Kim Schaefer's Calendar Quilts

Quilt the Seasons by Pat Sloan

Quilt the Season Book 2 by Pat Sloan (because one book is never enough from Pat)

A Year in the Life of Sunbonnet Sue by Christine Porter and Darra Williamson

Seasonal Silhouettes by Edyta Sitar

Simple Seasons by Kim Diehl

A Change of Seasons by Bonnie Sullivan

More Free-Motion Machine Quilting 1-2-3 by Lori Kennedy

I've included links to each book so you can take a closer look at them or even add a few to your quilting library.

 
Quilting Books for the Seasons - 3.jpg
 

Click on the image below to see a little of each of these books.

 
 

Do you like to put out seasonal quilts in your home? I'd love to see your quilt projects, so just pop a photo in the Comment section below. If you have a favourite quilt book that has seasonal projects in it, let me know that too.

Creatively,

Print
 

BIG ANNOUNCEMENT: Enrolment in The Quilter's Way is now open. If you want the solution to your quilting problems and become the best quilter you can be, you need to be a member! Join here.

P.S. Did you know that you can sign up to receive FREE emails full of quilting goodness? Just click here to receive FREE content directly in your email inbox every few weeks from Chatterbox Quilts. I know you'll be glad you did!

P.P.S. I am an Amazon affiliate and will receive a small amount of compensation if you purchase a product by clicking through links in this blogpost. This allows me to continue to provide you with FREE content each week. Thank you.

Stay Safe in Your Studio!

We don't often think of how to stay safe in our quilt studios, but we really should! In this video Kim shows you some of the possible dangers in your studio and how to stay safe.

Be sure that your iron is turned off before leaving your quilt studio.

We all use extension cords, but this can pose a tripping hazard. Keep safe by taping or rerouting the path of extension cords.

Keep your sewing machine safe by plugging it into a power bar with a surge protector.

Always keep your rotary cutter closed when not using it. 

It's a good idea to have a first aid kit or band-aids in your quilt studio for those cuts that often seem to happen.

Have your cell phone or another phone close by in case of an accident where you need to call for help.

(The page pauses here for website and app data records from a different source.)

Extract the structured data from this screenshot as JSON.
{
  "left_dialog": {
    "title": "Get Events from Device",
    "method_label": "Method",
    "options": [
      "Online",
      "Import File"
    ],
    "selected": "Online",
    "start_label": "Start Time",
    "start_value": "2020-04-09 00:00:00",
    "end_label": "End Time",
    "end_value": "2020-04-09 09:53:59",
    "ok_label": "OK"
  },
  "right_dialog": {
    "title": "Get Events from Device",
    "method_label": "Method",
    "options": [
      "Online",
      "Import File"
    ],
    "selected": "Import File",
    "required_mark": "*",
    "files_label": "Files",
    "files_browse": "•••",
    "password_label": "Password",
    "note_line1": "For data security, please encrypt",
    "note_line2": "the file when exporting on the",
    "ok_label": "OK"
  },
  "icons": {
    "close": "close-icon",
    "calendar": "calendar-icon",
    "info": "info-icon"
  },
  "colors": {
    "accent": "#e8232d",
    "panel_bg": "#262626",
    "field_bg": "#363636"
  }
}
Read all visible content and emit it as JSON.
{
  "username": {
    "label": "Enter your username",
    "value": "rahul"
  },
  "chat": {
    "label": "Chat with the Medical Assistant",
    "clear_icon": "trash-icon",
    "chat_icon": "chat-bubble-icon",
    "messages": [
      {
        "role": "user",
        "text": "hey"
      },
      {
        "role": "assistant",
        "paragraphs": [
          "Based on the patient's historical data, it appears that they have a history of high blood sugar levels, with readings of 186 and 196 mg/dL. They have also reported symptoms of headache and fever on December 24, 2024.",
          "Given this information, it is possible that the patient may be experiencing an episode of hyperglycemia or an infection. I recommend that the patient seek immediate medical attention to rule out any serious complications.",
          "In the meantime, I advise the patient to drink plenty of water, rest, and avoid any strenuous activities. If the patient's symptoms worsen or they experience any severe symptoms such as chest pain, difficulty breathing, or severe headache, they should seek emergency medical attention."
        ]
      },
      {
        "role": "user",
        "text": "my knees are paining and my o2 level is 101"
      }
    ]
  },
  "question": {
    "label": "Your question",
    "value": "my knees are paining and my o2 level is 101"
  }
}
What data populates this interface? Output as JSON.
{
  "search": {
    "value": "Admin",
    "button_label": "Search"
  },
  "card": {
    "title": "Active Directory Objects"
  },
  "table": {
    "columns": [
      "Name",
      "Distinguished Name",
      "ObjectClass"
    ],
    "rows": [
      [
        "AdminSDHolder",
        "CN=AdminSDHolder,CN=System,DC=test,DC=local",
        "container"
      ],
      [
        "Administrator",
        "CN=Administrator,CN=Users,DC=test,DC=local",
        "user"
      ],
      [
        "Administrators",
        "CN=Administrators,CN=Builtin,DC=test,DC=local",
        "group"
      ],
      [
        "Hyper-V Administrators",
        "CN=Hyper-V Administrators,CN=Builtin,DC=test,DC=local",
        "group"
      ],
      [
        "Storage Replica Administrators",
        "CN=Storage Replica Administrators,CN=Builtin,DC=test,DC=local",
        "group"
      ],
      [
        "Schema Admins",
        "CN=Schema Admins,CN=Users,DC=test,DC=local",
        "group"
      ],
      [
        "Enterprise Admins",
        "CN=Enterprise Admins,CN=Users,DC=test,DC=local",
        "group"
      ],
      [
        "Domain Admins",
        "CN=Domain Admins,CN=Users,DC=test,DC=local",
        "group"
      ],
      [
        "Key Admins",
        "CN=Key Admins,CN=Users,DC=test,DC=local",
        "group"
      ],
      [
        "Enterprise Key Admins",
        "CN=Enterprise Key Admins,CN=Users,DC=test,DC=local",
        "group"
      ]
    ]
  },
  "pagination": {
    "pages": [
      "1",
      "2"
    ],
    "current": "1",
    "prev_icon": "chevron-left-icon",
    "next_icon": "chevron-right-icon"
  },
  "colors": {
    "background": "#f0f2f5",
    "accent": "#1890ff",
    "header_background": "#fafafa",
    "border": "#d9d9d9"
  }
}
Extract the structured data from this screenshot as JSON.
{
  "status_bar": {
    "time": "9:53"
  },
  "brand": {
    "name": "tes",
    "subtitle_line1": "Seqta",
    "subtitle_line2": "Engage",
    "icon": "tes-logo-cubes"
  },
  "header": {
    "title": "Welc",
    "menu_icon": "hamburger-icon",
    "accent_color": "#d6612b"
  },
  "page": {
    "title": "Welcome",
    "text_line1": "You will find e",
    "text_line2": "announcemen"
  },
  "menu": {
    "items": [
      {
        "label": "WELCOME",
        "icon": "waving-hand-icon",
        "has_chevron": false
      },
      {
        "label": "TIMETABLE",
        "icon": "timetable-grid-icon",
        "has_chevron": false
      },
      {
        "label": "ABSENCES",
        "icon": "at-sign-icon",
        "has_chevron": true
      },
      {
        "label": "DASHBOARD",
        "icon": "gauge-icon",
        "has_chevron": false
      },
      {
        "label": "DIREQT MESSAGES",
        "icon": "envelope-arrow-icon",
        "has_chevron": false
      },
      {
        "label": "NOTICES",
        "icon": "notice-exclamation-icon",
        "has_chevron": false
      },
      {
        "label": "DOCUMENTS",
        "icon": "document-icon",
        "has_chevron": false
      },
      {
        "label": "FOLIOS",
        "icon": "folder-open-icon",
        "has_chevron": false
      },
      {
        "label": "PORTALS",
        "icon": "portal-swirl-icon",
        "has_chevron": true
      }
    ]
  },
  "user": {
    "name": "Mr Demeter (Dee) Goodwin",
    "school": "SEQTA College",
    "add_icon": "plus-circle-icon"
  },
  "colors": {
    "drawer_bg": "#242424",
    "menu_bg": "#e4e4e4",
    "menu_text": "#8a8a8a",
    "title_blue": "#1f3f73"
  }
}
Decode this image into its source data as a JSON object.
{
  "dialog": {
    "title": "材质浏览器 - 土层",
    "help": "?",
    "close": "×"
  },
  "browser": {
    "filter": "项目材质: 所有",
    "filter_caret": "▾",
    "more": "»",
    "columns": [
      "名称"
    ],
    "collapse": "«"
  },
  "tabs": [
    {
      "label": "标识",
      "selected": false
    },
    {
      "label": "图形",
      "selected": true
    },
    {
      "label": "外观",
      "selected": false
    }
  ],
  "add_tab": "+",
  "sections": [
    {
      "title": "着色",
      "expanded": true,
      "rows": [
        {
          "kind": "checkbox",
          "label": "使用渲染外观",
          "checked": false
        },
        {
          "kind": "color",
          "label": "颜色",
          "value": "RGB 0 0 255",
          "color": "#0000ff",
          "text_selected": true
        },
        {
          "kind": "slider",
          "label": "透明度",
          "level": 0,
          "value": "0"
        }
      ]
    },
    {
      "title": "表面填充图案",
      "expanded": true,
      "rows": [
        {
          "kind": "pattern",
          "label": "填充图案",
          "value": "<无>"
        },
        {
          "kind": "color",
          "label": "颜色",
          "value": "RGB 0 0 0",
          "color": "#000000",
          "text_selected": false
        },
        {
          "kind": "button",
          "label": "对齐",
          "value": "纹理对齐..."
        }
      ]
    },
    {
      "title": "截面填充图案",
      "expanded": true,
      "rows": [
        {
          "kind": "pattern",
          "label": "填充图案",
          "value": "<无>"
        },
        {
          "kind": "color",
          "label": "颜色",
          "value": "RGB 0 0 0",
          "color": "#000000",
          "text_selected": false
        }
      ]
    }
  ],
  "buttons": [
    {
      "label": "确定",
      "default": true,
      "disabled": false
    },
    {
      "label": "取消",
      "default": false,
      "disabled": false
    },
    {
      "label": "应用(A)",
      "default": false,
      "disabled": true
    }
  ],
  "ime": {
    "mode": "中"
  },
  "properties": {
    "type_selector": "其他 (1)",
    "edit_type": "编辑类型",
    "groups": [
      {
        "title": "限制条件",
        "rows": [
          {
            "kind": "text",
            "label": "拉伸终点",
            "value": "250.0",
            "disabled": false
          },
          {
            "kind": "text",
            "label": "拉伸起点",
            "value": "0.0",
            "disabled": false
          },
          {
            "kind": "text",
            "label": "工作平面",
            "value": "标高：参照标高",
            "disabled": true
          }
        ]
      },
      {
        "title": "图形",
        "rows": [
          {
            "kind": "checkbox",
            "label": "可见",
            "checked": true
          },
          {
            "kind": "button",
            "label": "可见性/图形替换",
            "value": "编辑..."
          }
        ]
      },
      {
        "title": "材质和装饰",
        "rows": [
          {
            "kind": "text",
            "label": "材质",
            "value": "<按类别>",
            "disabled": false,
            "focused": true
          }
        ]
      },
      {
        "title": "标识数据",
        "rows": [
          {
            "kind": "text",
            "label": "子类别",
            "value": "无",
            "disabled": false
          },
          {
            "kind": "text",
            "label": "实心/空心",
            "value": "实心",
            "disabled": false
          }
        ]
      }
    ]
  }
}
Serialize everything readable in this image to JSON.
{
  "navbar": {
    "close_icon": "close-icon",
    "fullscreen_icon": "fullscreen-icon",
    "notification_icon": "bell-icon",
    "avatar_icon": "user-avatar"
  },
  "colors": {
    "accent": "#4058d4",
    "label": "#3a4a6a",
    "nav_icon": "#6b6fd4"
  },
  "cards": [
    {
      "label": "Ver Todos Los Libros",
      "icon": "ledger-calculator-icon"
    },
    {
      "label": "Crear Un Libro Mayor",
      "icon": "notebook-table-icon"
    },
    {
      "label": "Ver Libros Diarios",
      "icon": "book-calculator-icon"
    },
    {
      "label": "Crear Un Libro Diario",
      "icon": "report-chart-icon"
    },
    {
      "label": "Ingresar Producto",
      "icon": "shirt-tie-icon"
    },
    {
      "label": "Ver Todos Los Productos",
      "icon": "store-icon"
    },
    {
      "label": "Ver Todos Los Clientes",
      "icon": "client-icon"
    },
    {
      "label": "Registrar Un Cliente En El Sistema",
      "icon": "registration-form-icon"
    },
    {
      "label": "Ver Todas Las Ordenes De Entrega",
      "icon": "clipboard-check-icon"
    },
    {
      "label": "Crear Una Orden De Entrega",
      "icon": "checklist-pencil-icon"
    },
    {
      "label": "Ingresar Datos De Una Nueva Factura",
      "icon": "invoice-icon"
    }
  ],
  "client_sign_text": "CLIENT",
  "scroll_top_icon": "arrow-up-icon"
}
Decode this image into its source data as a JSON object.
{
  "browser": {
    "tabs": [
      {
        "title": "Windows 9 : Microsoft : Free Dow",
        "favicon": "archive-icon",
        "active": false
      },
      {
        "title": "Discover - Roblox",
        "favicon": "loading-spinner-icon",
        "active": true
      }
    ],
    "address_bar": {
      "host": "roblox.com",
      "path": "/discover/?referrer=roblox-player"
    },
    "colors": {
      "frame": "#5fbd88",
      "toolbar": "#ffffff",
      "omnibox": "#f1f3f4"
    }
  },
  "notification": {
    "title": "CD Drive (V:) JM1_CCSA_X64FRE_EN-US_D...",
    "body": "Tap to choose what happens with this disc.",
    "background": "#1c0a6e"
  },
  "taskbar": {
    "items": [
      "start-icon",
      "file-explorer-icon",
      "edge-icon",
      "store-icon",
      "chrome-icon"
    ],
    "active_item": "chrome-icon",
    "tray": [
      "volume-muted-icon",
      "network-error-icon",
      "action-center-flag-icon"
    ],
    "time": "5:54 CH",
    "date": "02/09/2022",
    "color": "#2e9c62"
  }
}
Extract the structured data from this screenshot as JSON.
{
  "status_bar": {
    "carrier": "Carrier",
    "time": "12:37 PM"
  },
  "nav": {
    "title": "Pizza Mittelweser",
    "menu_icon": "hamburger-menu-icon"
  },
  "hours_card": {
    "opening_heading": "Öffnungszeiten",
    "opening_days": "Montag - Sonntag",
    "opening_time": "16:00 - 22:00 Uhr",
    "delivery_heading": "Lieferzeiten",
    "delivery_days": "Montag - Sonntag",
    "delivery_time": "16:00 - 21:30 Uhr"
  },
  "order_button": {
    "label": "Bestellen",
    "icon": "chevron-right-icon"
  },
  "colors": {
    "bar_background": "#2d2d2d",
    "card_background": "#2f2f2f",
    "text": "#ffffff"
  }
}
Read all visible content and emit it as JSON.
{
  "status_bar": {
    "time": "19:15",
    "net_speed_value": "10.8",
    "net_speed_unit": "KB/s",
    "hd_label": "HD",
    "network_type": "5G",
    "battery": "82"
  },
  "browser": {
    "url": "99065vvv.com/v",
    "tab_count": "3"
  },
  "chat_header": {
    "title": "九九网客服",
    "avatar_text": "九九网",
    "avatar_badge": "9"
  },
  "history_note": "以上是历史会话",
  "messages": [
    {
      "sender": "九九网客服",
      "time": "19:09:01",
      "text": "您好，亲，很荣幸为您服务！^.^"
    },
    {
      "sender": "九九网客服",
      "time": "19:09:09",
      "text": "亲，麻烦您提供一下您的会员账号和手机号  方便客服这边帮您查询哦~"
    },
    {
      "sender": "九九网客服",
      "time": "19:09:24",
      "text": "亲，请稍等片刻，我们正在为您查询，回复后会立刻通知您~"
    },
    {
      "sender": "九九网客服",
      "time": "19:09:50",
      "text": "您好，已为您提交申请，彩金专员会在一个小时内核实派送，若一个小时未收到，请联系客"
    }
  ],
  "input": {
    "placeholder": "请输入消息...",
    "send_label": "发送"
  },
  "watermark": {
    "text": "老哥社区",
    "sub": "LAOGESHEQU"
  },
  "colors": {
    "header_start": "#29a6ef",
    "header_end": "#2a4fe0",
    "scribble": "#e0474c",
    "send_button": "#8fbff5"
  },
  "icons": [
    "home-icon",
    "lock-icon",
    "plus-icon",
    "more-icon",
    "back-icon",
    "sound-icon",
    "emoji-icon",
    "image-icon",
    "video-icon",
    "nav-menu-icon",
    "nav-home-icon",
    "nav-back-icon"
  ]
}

For more information, click on the image below.

Do you have other suggestions for ways to stay safe in the quilt studio? Let me know in the comments below.

Creatively,

Print
 

P.S. Did you know that you can sign up to receive emails full of FREE quilting goodness? Click here to receive FREE content directly in your email inbox every few weeks from Chatterbox Quilts. I know you'll be glad you did!

Quilting Books for Autumn, Halloween and Thanksgiving

It's that time of year again! Cooler temperatures and shorter days mean that fall is just around the corner.

 
Quilting Books for the Autumn Season - 1.jpg
 

I love fall quilt projects, whether it is just for autumn or for Thanksgiving (in October for Canadians and November for Americans) or my favourite, Halloween. 

 
Quilting Books for the Autumn Season - 2.jpg
 

I've gone through my personal quilt book library and pulled out a few favourite quilting books that have projects for either autumn, Thanksgiving, Halloween or all three! They are (in no particular order):

'Tis the Autumn Season by Jeanne Large and Shelley Wicks

Festive Fall Quilts by Kim Schaefer

A Harvest Melody by Nancy Halvorsen 

Easy Does it for Autumn by Nancy Halvorsen

Acorn Hollow by Nancy Halvorsen

Stitches from the Harvest by Kathy Schmitz

Critter Halloween by Brandywine Designs 

 
Quilting Books for the Autumn Season - 4.jpg
 

Where possible, I have included links so you can take a closer look at these books - or get your own copy.

 
 

Click on the image below to get a sneak peek of each of these books.

 
 

Do you have a favourite book - or two - that have seasonal projects in them? Leave me a comment below to tell my the ones you like the best.

Creatively,

Print
 

P.S. Did you know that you can sign up to receive FREE emails full of quilting goodness? Just click here to receive FREE content directly in your email inbox every few weeks from Chatterbox Quilts. I know you'll be glad you did!

P.P.S. I am an Amazon affiliate and will receive a small amount of compensation if you purchase a product by clicking through links in this blogpost. This allows me to continue to provide you with FREE content each week. Thank you.